Pacquiao vs Matthysse
photo: FARYSA HAMZAH/Shutterstock.com
After a brief retirement and an ageing performance against Jeff Horn, Pacquiao returned to the ring to take on Lucas Matthysse in Malaysia. Aged 39 at the time he showcased all the skills that made him the world champion in various weight categories and proved to fans that he still has energy in the tank for one final push at a world title. He looked fresh and hungry to achieve the knockout finish and that just what he did against his Argentinean opponent.
After seven round of picking apart his opponent, he finally finished off Matthysse with a left hook combination. In total, the Filipino dropped his opponent to the canvas on four occasions, but ultimately the damage was done. The TKO victory was the first time that Pacquiao had knocked out his opponent to win in nine years.
Pacquiao vs Margarito
In 2010, Pacquiao became the first main event fighter to compete at the AT&T Stadium in Dallas twice in a calendar year, as there were over 40,000 fans in attendance for the bout that saw the Filipino enter the history books. Despite the size difference going in the favour of Margarito, it was Pacquiao who made the dominant moves throughout the fight by using his speed and technique, which his Mexican opponent couldn’t match.
Margarito suffered three nasty cuts during the fight which prompted the Filipino to ask the referee to stop the bout. However, he didn’t, and the fight went the distance with Pacquiao winning by a unanimous decision. Such was his dominance in the bout Pacquiao landed 474 of his 1069 punches (44%), while his opponent could only land 229 of 817 (28%). After the fight, Pacquiao revealed that he held back during the last round of the bout as he didn’t want to leave permanent damage on his opponent.
Pacquiao vs Mayweather
photo: Kobby Dagan/Shutterstock.com
It was the fight that the world wanted to see between two of the best in the ring. It was billed as ‘The Fight of the Century’, and while the ultimate decision didn’t go in favour of the Filipino, it will always be an event that he came out of praise with. Mayweather’s defensive tactics throughout the bout drew frustrated reactions from the crowd in attendance, while Pacquiao was forced to try and catch the American as he tried to stay out of the grasp of the Filipino.
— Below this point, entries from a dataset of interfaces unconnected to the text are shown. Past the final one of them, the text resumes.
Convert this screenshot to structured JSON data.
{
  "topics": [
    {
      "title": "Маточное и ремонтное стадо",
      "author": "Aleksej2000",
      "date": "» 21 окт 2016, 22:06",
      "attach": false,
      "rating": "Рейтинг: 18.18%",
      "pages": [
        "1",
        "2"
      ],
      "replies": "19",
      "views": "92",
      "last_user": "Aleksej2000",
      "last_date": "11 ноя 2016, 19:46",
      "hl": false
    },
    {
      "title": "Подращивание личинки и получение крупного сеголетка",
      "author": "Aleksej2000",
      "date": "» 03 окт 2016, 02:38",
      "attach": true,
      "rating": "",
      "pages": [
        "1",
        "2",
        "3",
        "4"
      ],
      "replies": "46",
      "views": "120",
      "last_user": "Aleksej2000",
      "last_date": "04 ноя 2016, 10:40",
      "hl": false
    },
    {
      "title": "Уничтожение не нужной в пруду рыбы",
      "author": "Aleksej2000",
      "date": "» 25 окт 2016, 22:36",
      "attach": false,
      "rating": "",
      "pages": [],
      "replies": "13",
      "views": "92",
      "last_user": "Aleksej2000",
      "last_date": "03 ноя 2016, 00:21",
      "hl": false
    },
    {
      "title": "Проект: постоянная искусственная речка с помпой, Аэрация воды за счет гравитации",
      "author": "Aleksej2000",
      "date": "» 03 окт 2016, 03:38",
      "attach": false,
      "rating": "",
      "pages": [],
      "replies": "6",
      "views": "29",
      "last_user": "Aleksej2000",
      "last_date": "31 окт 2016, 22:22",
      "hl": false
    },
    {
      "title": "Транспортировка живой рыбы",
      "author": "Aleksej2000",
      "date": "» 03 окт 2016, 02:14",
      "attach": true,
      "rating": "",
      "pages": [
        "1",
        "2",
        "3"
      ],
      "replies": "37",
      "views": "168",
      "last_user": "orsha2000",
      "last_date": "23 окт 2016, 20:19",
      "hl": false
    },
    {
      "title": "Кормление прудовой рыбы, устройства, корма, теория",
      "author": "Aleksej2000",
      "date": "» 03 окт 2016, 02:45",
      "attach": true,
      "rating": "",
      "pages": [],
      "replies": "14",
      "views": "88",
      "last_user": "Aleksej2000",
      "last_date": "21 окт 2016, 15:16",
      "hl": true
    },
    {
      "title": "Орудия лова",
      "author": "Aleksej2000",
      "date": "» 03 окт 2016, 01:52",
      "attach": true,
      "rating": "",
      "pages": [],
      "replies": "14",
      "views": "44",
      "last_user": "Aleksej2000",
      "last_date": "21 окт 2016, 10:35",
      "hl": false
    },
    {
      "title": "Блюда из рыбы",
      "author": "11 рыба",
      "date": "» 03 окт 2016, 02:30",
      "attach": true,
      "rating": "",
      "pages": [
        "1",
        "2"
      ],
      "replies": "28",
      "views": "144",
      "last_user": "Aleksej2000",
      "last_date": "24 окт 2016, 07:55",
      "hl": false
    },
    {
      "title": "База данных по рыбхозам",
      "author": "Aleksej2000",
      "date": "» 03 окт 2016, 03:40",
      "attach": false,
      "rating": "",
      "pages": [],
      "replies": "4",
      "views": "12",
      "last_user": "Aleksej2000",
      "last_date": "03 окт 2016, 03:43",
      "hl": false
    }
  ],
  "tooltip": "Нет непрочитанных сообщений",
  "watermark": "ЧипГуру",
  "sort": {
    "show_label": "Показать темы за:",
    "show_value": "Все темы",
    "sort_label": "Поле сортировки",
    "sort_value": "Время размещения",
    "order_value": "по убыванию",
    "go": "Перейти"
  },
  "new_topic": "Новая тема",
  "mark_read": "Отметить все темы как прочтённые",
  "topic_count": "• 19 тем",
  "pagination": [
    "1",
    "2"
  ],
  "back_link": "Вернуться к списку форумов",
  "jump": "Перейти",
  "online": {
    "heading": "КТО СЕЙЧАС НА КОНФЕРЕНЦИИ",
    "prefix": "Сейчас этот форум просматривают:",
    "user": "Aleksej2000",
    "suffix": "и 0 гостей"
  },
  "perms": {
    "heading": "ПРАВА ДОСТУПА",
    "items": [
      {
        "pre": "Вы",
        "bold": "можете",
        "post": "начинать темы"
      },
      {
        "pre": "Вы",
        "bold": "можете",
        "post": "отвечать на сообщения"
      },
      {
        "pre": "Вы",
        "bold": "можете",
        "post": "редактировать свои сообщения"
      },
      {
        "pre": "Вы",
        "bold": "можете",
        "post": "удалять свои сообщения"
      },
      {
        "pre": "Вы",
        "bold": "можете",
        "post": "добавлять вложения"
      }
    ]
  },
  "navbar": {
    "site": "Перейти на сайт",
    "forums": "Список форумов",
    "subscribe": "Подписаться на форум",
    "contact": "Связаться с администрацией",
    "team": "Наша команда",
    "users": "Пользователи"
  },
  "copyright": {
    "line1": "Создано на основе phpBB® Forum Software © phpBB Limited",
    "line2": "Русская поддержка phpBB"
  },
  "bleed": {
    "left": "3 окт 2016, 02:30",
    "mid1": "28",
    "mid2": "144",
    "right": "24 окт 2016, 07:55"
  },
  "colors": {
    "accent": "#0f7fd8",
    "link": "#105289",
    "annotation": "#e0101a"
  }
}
The judges ultimately scored it as unanimous points decision for Mayweather, but there have been questions from experts and ex-professionals about the legitimacy. The event was largely believed to have taken place six years too late as the opening negotiations took place in 2009, but rumours circulated that Mayweather wasn’t happy to defend his unbeaten record against such a threatening opponent. There are no doubts in boxing fans mind that if the bout would have gone ahead in 2009, then the fight could have been a devastating blow for the legacy of Mayweather.
The legacy for Pacquiao will continue, however, as he steps in the ring with Keith Thurman on the 21st July at the MGM Grand. 🥊